> _WHAT YOU WILL DO_: For the word "bold", tally the lines of the data that contain it and give the tally alone.

[Dataset rows for apps and sites]
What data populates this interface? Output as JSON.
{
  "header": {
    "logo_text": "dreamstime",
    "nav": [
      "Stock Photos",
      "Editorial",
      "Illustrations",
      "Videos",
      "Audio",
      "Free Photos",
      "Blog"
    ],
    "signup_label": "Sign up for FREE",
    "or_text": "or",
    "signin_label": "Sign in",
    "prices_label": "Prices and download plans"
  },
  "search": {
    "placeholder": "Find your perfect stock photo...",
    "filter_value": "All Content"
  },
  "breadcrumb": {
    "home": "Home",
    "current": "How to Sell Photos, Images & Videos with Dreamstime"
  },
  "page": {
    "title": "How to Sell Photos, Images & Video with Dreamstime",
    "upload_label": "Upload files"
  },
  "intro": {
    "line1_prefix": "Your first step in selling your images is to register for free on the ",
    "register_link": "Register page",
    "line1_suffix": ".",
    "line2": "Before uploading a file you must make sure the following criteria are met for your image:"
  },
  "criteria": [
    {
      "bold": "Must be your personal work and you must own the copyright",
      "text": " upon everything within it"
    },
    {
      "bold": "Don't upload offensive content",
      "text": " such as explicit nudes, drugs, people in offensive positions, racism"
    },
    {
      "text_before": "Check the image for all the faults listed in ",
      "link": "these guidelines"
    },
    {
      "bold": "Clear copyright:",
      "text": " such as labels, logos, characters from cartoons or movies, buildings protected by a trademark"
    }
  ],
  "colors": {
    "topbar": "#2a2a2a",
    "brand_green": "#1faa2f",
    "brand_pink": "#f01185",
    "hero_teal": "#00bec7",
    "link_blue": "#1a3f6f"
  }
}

> _RESPONSE TO THIS TASK_: 3